• [Task]: Wherever a line in the records contains the word "JSON", return that line.

BEGIN Material for this task

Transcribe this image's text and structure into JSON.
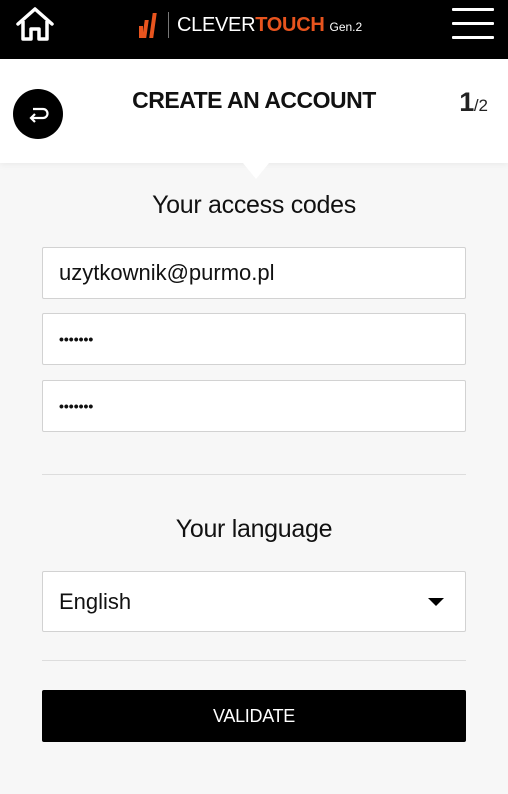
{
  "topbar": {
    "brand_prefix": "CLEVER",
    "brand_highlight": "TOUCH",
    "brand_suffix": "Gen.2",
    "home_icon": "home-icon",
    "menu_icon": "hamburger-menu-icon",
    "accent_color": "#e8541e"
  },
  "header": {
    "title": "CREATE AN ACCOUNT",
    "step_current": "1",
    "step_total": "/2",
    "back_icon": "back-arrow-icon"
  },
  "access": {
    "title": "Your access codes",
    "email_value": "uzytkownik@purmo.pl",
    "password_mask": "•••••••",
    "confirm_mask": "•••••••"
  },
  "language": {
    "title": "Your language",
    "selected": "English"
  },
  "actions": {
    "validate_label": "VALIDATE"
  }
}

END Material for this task
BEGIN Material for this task

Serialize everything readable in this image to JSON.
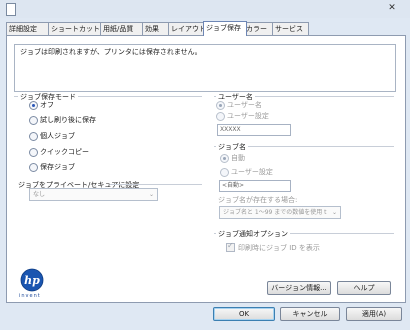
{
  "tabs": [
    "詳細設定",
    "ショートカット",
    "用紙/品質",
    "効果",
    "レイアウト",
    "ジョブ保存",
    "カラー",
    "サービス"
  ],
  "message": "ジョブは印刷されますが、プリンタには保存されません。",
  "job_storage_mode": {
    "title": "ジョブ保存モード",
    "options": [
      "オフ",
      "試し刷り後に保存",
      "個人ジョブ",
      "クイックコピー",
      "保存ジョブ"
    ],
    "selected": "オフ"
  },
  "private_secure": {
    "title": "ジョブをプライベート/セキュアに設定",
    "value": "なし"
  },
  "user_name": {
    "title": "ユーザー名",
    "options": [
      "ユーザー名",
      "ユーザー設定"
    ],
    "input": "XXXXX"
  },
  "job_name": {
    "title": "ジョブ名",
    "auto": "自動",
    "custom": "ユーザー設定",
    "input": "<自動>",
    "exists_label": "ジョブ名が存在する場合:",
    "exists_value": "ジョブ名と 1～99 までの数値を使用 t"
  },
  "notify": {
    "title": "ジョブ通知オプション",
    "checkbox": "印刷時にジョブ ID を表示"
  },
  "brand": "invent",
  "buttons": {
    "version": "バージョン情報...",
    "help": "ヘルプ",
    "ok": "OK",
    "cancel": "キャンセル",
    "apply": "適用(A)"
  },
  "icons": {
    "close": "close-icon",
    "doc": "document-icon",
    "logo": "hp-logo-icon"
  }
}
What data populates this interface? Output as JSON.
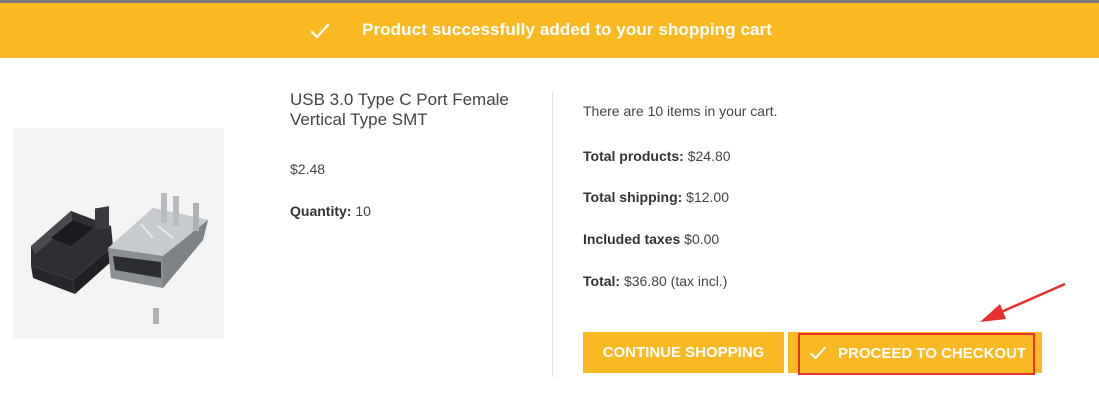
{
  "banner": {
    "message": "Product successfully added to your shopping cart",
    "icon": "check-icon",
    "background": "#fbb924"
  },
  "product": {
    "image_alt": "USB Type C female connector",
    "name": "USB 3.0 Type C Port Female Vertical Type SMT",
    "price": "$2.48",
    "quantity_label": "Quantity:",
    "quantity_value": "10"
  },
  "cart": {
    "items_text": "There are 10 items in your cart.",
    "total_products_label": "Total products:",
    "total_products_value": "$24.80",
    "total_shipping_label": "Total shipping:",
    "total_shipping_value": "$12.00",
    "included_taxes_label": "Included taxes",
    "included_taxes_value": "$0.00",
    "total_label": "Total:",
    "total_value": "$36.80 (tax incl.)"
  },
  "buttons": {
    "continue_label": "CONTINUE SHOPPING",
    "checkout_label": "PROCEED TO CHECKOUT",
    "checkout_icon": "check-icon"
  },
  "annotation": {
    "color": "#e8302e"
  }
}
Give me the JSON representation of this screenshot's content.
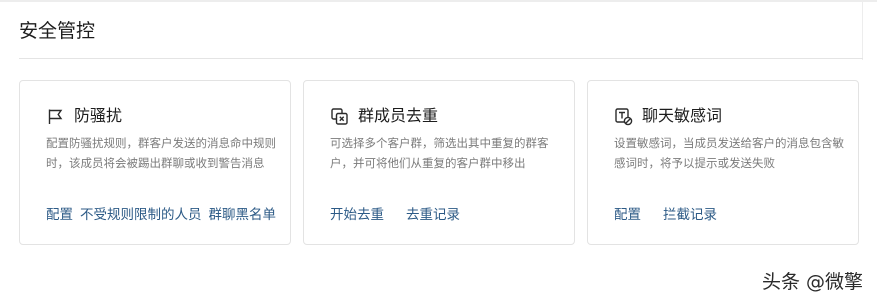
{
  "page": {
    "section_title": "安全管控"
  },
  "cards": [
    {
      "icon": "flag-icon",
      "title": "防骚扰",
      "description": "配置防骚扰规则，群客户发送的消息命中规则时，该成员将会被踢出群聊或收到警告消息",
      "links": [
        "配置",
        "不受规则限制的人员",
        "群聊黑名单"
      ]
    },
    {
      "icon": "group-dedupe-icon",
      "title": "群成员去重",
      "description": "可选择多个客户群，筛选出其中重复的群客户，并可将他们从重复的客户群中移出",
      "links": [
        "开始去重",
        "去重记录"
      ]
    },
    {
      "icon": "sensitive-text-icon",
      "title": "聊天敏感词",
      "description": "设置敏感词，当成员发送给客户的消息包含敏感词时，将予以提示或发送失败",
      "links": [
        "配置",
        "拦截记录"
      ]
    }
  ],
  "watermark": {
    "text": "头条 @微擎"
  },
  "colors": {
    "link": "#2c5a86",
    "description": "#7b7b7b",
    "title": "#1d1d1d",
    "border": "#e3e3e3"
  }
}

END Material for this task

• [Answer space]:
Transcribe this image's text and structure into JSON.
Serialize everything readable in this image to JSON.
What data populates this interface? Output as JSON.
Give me the JSON representation of this screenshot's content.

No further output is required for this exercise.